David Hitchner, a co-owner of ABC Beer Co., says that a new wine license will help expand his business’s “educational clout.” Photo by SAM SPOKONY
BY SAM SPOKONY | One of Downtown’s hottest craft beer purveyors is hoping to liven up the mix by adding wine to both its menu and its drink-friendly educational programming.
A year after recovering from the impact of Hurricane Sandy flooding that submerged parts of the East Village, the owners of ABC Beer Co. — at 96 Avenue C, near E. Seventh St. — are now planning to offer new classes in which bartenders and customers can discuss pairings of both beers and wines with cheeses or other foods.
“Getting a wine license will definitely allow us to expand our educational clout a bit,” said David Hitchner, a co-owner. “And from a business standpoint, we just want to be able to offer some more options to people who come here.”
Hitchner, an East Village resident, is no stranger to fermented grapes. He’s also a co-owner of ABC Wine Co., at 100 Avenue C, and also In Vino, a wine-centric restaurant on E. Fourth St., between Avenues A and B.
ABC Wine Co. offers both wine and liquor, as well as free tastings on Thursdays and Fridays from 6 p.m. to 8 p.m.
Since it opened in May 2012 — and barring those tumultuous post-Sandy months — ABC Beer Co. has become a prime local watering hole. It boasts around 350 craft beer varieties that cater to both casual and hardcore brew lovers, while also offering a selection of meats and cheeses.
Now, ABC Beer Co. representatives will go to Community Board 3’s State Liquor Authority Committee on Dec. 9 to request support for their application for an upgrade to a beer and wine license.
Hitchner explained that he and business partner Zach Mack plan to start slowly with the Beer Co.’s alcohol expansion, by offering one house and one premium variety of both red and white wines, as well as a sparkling option and possibly a New York State wine.
The Beer Co. currently offers classes — generally once a month, at about $40 per ticket and 90 minutes long — in which customers can learn more (and taste more) about the fundamental differences between various types of beer, as well as classroom-type discussions in which certain beers are paired with cheeses.
With wine on tap, Hitchner said their educational programming would benefit by allowing customers to learn about the differences between beer and wine pairings — and why wine and cheese may not always be the most optimal match.
“The French drink wine and the French eat cheese, so most people assume that it’s a good pairing, but that’s generally not the case,” said Hitchner. “So it’ll be fun to try matching some cheeses with a beer and with a wine, to see what people really think about it, and allow them to talk about why they think that.”
And with some experience of the stresses of Community Board S.L.A. applications already behind him, Hitchner also noted that he has no plans of trying to get a full liquor license at ABC Beer Co.

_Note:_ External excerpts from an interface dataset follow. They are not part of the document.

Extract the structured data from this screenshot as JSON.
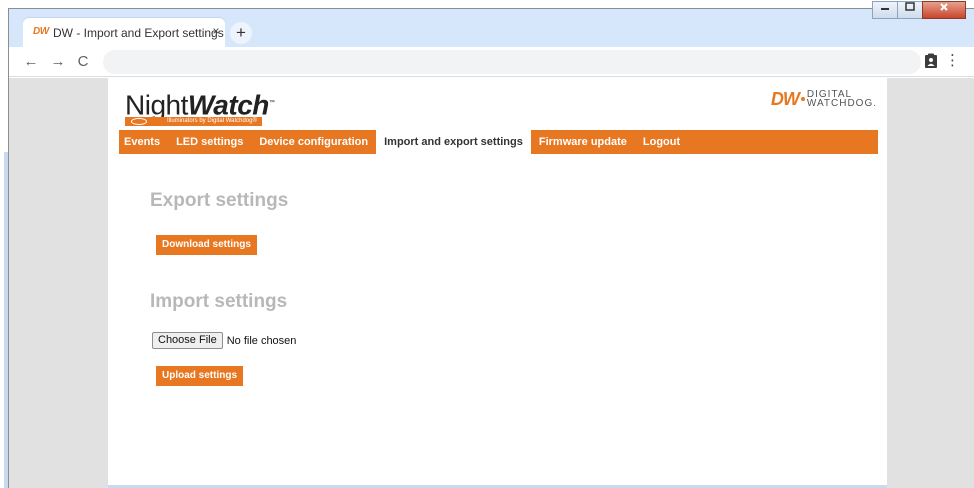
{
  "browser": {
    "tab": {
      "favicon": "DW",
      "title": "DW - Import and Export settings",
      "close_glyph": "×"
    },
    "new_tab_glyph": "+",
    "window_controls": [
      "minimize",
      "maximize",
      "close"
    ],
    "toolbar": {
      "back_glyph": "←",
      "forward_glyph": "→",
      "reload_glyph": "C",
      "address": "",
      "menu_glyph": "⋮"
    }
  },
  "header": {
    "brand": {
      "name_plain": "Night",
      "name_bold": "Watch",
      "trademark": "™",
      "tagline": "Illuminators by Digital Watchdog®"
    },
    "vendor_logo": {
      "mark": "DW",
      "word1": "DIGITAL",
      "word2": "WATCHDOG."
    }
  },
  "nav": {
    "items": [
      {
        "label": "Events",
        "active": false
      },
      {
        "label": "LED settings",
        "active": false
      },
      {
        "label": "Device configuration",
        "active": false
      },
      {
        "label": "Import and export settings",
        "active": true
      },
      {
        "label": "Firmware update",
        "active": false
      },
      {
        "label": "Logout",
        "active": false
      }
    ]
  },
  "export": {
    "title": "Export settings",
    "button_label": "Download settings"
  },
  "import": {
    "title": "Import settings",
    "choose_file_label": "Choose File",
    "file_status": "No file chosen",
    "button_label": "Upload settings"
  },
  "colors": {
    "accent": "#e87722",
    "section_title": "#b8b8b8",
    "page_bg": "#e1e1e1"
  }
}
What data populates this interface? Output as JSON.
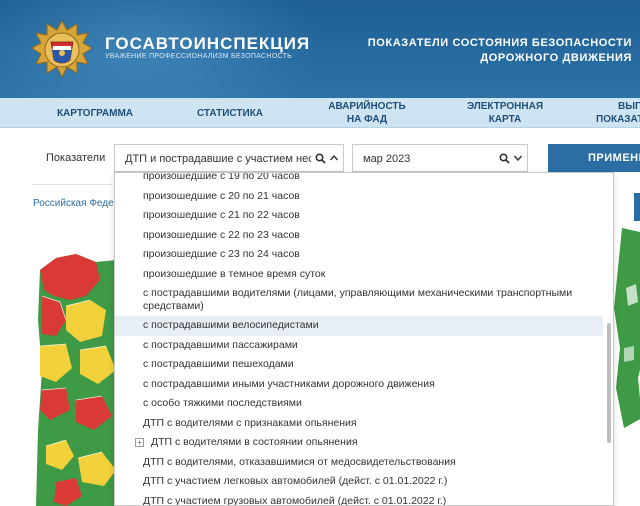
{
  "header": {
    "brand_title": "ГОСАВТОИНСПЕКЦИЯ",
    "brand_sub": "УВАЖЕНИЕ ПРОФЕССИОНАЛИЗМ БЕЗОПАСНОСТЬ",
    "right_line1": "ПОКАЗАТЕЛИ СОСТОЯНИЯ БЕЗОПАСНОСТИ",
    "right_line2": "ДОРОЖНОГО ДВИЖЕНИЯ"
  },
  "nav": {
    "items": [
      {
        "label": "КАРТОГРАММА"
      },
      {
        "label": "СТАТИСТИКА"
      },
      {
        "label1": "АВАРИЙНОСТЬ",
        "label2": "НА ФАД"
      },
      {
        "label1": "ЭЛЕКТРОННАЯ",
        "label2": "КАРТА"
      },
      {
        "label1": "ВЫГР",
        "label2": "ПОКАЗАТ"
      }
    ]
  },
  "filters": {
    "label": "Показатели",
    "indicator_value": "ДТП и пострадавшие с участием несовершеннолетних",
    "period_value": "мар 2023",
    "apply_label": "ПРИМЕНИТЬ"
  },
  "breadcrumb": "Российская Федерация",
  "dropdown": {
    "items": [
      {
        "label": "произошедшие с 19 по 20 часов"
      },
      {
        "label": "произошедшие с 20 по 21 часов"
      },
      {
        "label": "произошедшие с 21 по 22 часов"
      },
      {
        "label": "произошедшие с 22 по 23 часов"
      },
      {
        "label": "произошедшие с 23 по 24 часов"
      },
      {
        "label": "произошедшие в темное время суток"
      },
      {
        "label": "с пострадавшими водителями (лицами, управляющими механическими транспортными средствами)"
      },
      {
        "label": "с пострадавшими велосипедистами"
      },
      {
        "label": "с пострадавшими пассажирами"
      },
      {
        "label": "с пострадавшими пешеходами"
      },
      {
        "label": "с пострадавшими иными участниками дорожного движения"
      },
      {
        "label": "с особо тяжкими последствиями"
      },
      {
        "label": "ДТП с водителями с признаками опьянения"
      },
      {
        "label": "ДТП с водителями в состоянии опьянения"
      },
      {
        "label": "ДТП с водителями, отказавшимися от медосвидетельствования"
      },
      {
        "label": "ДТП с участием легковых автомобилей (дейст. с 01.01.2022 г.)"
      },
      {
        "label": "ДТП с участием грузовых автомобилей (дейст. с 01.01.2022 г.)"
      }
    ],
    "highlighted_index": 7,
    "expandable_index": 13
  },
  "colors": {
    "header_bg": "#2b72a8",
    "nav_bg": "#cfe4f2",
    "accent": "#2c6ea3",
    "map_red": "#d93a36",
    "map_yellow": "#f2d13b",
    "map_green": "#3e9a45"
  },
  "icons": {
    "search": "search-icon",
    "chevron_up": "chevron-up-icon",
    "chevron_down": "chevron-down-icon",
    "expand": "plus-box-icon"
  }
}
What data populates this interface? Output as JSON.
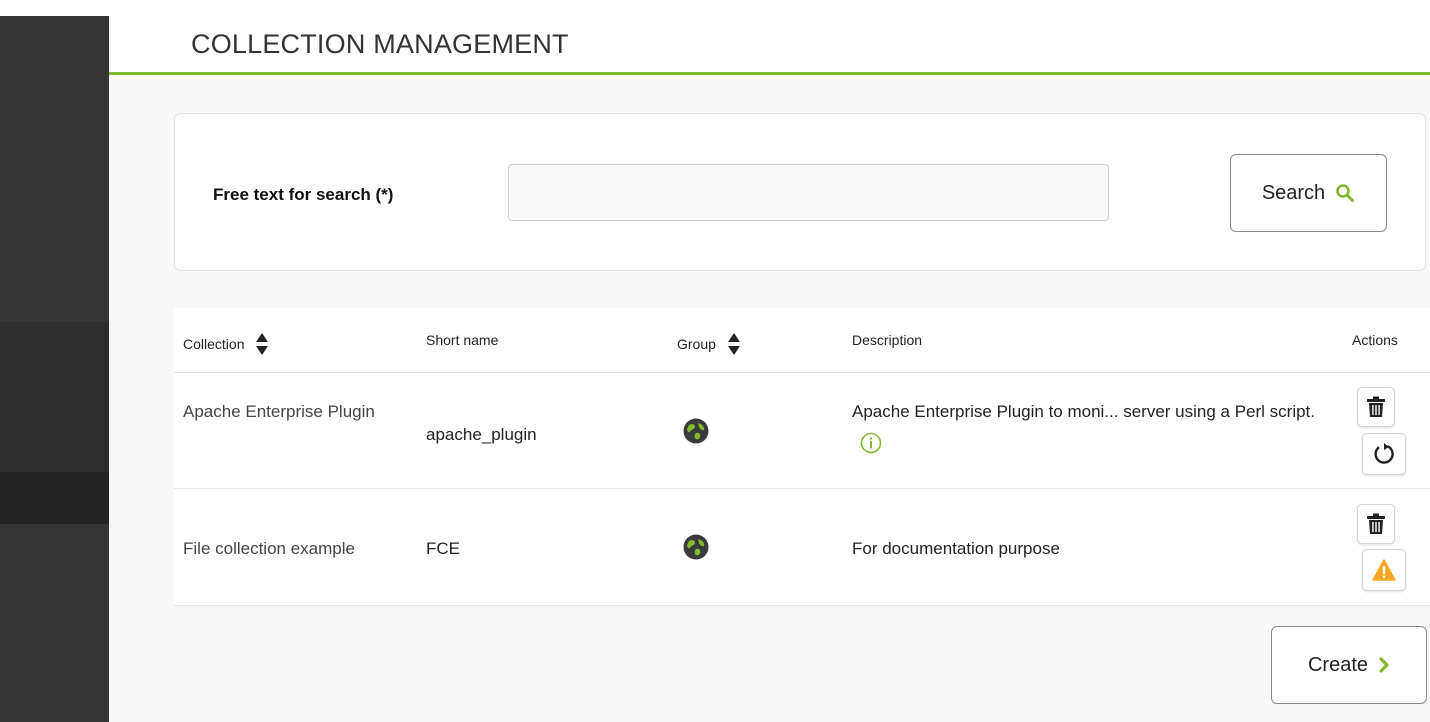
{
  "page": {
    "title": "COLLECTION MANAGEMENT",
    "accent_color": "#82b92e"
  },
  "search": {
    "label": "Free text for search (*)",
    "value": "",
    "placeholder": "",
    "button_label": "Search",
    "button_icon": "search-icon"
  },
  "table": {
    "columns": [
      "Collection",
      "Short name",
      "Group",
      "Description",
      "Actions"
    ],
    "sortable_columns": [
      "Collection",
      "Group"
    ],
    "rows": [
      {
        "collection": "Apache Enterprise Plugin",
        "short_name": "apache_plugin",
        "group_icon": "globe-icon",
        "description": "Apache Enterprise Plugin to moni... server using a Perl script.",
        "actions": [
          "trash-icon",
          "refresh-icon"
        ]
      },
      {
        "collection": "File collection example",
        "short_name": "FCE",
        "group_icon": "globe-icon",
        "description": "For documentation purpose",
        "actions": [
          "trash-icon",
          "warning-icon"
        ]
      }
    ]
  },
  "footer": {
    "create_label": "Create",
    "create_icon": "chevron-right-icon"
  }
}
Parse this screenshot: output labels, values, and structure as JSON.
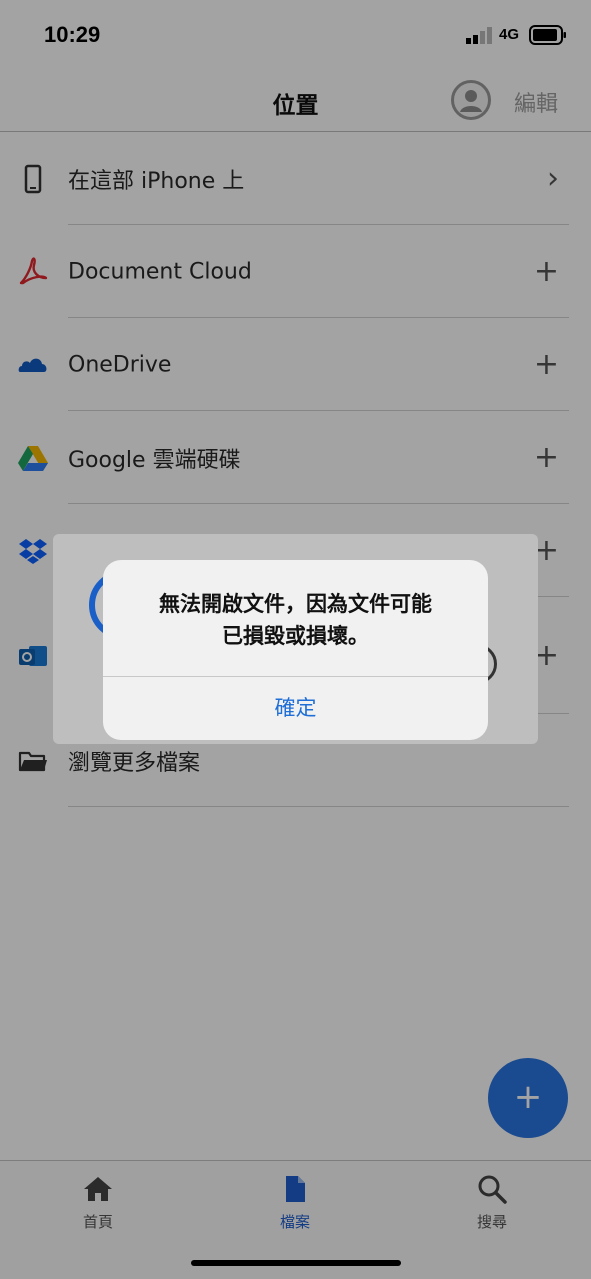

“We’re not slow-playing the wine alteration just to try to get liquor in here two years from now,” he said, laughing. “We have a really good crowd of people who come here, we’re a neighborhood place, and we don’t need to have liquor to keep that going.”